Land-Use Concept Option 1 seeks to focus growth and density in key areas of the plan, such as along 104 Avenue and areas surrounding Guildford Town Centre. The plan envisions:

  • A continuous stretch of 6-storey mixed-use/apartments (Dark orange) along 104 Avenue
  • Mid to high-rise mixed-use (pink) at 104 Ave & 144 St.
  • Mid to high-rise along 104 Ave east of 148 St and to the north and east of Guildford Town Centre – with the tallest tower heights (purple) concentrated on the former Sears site.
  • 4-storey apartment areas (light orange) dispersed throughout the plan area
  • Townhouses (yellow) in a few areas
  • Single Family housing preserved in a number of areas, mostly west of 148 St.
f299ew7
Land-Use Concept Option 1: Focused Growth

cr9tepq1

Land-Use Concept Option 2: Dispersed Growth

Land-Use Concept Option 2, while very similar, seeks to disperse growth and densities over the plan area, with lower intensities of density, but increased density covering more area. This includes:

  • A wider continuous stretch of 6-storey mixed-use/apartments (Dark orange) along 104 Avenue
  • Mid to high-rise mixed-use (Pink) to the north and east of Guildford Town Centre.
  • 4-storey apartment areas (light orange) more widely dispersed throughout the plan area
  • Townhouses (yellow) more widely dispersed across the plan area
  • Slightly less preserved Single Family housing.
5kbrtsd
Land-Use Concept Option 2: Dispersed Growth

y0wzrce

Proposed Street Network

The proposed street network adds a number of new local and collector streets to improve connectivity through a finer-grained network. One of these new collectors is the currently underway 105A Avenue connector project which will provide an alternate east-west route to 104 Avenue linking City Centre to Guildford. A long-range new street network is shown on the site of Guildford Town Shopping Centre – envisioning the future redevelopment of this mall into an urban district far into the future – similar to the vision for the Metropolis at Metrotown Shopping Centre site in Burnaby under the Metrotown Plan.

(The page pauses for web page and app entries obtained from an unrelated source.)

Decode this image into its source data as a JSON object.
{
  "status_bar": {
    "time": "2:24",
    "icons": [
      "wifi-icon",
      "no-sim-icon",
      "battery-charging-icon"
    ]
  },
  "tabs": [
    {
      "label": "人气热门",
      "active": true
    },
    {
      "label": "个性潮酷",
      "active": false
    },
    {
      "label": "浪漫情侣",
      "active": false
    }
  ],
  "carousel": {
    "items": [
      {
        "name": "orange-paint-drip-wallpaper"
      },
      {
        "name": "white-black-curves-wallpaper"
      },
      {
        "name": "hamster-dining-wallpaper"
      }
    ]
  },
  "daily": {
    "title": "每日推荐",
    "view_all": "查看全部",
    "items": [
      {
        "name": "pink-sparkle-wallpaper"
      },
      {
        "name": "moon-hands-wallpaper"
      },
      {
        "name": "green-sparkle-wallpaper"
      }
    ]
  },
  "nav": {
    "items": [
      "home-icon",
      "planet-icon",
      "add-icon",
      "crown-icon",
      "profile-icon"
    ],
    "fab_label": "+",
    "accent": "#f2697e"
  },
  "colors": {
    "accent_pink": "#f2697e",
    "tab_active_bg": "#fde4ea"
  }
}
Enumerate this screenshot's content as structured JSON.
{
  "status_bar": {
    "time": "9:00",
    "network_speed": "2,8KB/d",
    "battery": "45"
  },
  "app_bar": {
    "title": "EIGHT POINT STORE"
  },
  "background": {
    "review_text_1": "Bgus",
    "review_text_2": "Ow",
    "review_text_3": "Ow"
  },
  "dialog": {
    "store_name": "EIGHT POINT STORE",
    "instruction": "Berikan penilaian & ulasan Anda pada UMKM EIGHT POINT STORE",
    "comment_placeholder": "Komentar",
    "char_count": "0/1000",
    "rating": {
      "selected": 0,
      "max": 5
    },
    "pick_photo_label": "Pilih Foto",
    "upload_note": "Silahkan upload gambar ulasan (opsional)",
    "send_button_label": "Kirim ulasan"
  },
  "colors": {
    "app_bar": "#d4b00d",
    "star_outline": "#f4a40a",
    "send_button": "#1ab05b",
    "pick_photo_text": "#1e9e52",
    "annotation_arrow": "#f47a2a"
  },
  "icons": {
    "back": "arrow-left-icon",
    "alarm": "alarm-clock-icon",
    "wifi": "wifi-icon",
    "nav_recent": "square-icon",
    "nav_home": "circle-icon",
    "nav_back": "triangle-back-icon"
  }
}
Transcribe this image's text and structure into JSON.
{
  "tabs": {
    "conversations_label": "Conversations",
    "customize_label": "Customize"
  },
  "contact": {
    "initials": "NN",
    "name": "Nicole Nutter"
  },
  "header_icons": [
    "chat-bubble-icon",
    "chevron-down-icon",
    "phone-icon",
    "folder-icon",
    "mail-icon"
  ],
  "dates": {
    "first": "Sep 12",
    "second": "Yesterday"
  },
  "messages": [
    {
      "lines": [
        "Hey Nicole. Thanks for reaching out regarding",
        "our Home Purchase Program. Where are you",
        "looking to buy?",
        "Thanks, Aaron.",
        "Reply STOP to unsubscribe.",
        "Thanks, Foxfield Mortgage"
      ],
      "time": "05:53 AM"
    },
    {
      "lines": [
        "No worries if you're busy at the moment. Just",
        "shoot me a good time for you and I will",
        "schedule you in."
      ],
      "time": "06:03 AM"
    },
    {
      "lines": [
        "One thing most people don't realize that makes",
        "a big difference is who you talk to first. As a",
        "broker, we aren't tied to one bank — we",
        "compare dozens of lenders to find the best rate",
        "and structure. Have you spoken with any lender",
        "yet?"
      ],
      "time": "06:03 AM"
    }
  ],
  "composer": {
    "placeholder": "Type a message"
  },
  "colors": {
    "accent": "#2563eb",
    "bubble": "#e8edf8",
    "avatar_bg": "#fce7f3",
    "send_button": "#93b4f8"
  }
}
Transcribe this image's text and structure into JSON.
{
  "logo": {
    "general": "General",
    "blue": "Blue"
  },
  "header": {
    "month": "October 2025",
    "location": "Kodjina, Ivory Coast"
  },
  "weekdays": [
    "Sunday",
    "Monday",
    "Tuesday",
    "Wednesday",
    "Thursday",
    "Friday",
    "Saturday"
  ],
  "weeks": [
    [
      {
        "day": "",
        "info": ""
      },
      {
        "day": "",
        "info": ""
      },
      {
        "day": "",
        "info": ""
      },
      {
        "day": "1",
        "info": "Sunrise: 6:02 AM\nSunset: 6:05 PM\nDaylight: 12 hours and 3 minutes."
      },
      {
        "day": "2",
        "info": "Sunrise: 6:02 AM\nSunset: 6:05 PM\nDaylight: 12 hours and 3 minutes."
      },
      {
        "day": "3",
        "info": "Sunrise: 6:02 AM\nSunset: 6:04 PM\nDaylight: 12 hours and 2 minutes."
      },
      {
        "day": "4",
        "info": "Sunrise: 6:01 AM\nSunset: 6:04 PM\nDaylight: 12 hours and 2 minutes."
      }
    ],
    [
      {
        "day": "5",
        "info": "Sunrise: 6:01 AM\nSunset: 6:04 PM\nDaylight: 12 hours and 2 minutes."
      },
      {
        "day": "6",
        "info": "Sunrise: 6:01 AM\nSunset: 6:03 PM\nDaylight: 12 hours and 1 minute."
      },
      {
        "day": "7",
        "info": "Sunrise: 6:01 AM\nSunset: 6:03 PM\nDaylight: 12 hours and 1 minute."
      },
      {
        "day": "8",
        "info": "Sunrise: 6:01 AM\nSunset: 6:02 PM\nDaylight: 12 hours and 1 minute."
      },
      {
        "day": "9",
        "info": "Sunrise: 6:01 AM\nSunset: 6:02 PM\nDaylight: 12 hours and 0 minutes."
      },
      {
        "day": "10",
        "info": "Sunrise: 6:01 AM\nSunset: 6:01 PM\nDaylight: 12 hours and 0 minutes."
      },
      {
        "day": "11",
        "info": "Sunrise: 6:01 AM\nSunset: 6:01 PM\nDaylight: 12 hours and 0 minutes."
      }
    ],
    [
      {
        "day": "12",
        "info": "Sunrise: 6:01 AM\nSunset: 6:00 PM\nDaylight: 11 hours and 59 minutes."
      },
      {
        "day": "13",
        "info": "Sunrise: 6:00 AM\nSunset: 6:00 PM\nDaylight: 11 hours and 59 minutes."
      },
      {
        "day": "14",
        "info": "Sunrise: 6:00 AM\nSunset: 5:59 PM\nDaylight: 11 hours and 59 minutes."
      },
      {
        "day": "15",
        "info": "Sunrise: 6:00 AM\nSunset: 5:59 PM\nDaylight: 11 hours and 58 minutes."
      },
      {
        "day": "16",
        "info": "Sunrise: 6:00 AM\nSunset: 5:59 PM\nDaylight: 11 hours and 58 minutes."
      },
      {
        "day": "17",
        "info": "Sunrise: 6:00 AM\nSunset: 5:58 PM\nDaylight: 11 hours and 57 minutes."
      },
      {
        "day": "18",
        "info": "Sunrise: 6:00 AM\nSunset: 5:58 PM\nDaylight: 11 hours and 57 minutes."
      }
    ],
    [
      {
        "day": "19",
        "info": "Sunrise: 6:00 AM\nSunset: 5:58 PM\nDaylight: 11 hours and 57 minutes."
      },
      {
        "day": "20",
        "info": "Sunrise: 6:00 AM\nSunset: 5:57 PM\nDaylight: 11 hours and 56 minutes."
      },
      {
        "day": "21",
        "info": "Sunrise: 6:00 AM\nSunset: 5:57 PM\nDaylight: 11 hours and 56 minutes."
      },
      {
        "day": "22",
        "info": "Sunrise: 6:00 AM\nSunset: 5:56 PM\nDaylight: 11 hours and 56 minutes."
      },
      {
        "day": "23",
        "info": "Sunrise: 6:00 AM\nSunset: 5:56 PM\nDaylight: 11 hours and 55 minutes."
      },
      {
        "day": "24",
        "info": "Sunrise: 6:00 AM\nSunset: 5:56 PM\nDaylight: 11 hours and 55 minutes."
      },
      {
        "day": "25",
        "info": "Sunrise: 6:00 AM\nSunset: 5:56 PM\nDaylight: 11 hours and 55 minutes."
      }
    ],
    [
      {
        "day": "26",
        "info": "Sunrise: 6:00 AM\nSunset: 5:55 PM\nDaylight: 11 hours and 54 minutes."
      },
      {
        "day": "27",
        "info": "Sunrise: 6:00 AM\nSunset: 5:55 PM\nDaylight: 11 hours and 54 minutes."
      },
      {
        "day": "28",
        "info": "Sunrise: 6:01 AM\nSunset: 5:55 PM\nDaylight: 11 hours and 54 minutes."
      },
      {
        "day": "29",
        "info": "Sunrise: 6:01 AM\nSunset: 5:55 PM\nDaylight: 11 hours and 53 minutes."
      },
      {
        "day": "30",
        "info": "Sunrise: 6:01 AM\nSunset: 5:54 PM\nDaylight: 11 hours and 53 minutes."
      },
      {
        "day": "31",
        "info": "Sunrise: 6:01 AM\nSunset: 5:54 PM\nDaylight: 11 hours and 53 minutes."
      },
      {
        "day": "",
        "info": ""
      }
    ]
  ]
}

g6tt8qq

Proposed Bike and Pedestrian Network

The proposed bike and pedestrian network creates a number of new multi-use paths and road-separated bike lanes improving connectivity throughout the plan area. Pedestrian and cycling crossings at busy intersections would be enhanced under the plan to improve safety and streetscape integration. Existing bike lanes would be upgraded to be physically separated from the road.

zg2nhl3

Proposed Parks and Open Space

The proposed parks and open space plan illustrates how parks, habitat areas, and the city’s Green Infrastructure Network will be integrated into the plan area. A key feature of the plan is a ‘Green Loop’ pedestrian and cycling network stretching east-west with north-south connections – improving non-automobile connectivity in the area and connecting the many parks. In addition to existing parks shown in light green, many new parks are shown in dark green, including expansions to Hawthorne Park.

dir39ih

Future Light Rail Transit (LRT)

uyqkvoc

An integral part of the 104 Avenue – Guildford Town Centre Plan area will be the new LRT line linking City Centre to Guildford along 104 Avenue, and further south to Newton. This urban-style, low floor, LRT system will not just be a rapid transit line passing through the area, but a fully streetscape-integrated, centrepiece of the 104 Avenue corridor. Combined with a continuous 6-storey mixed-use density along 104 Avenue, the corridor will be transformed into a transit/pedestrian-oriented and prioritized streetscape, similar to precedents in Europe and elsewhere around the world. The LRT will support the densities along the the 104 Avenue Corridor, and integrate seamlessly into the community – unlike SkyTrain which bisects and has a negative visual and physical impact on the streetscape.

i92vmoy

To find out more about the Guildford Town Centre – 104 Avenue Plan, and participate in the public survey – visit:
http://www.surrey.ca/city-services/24723.aspx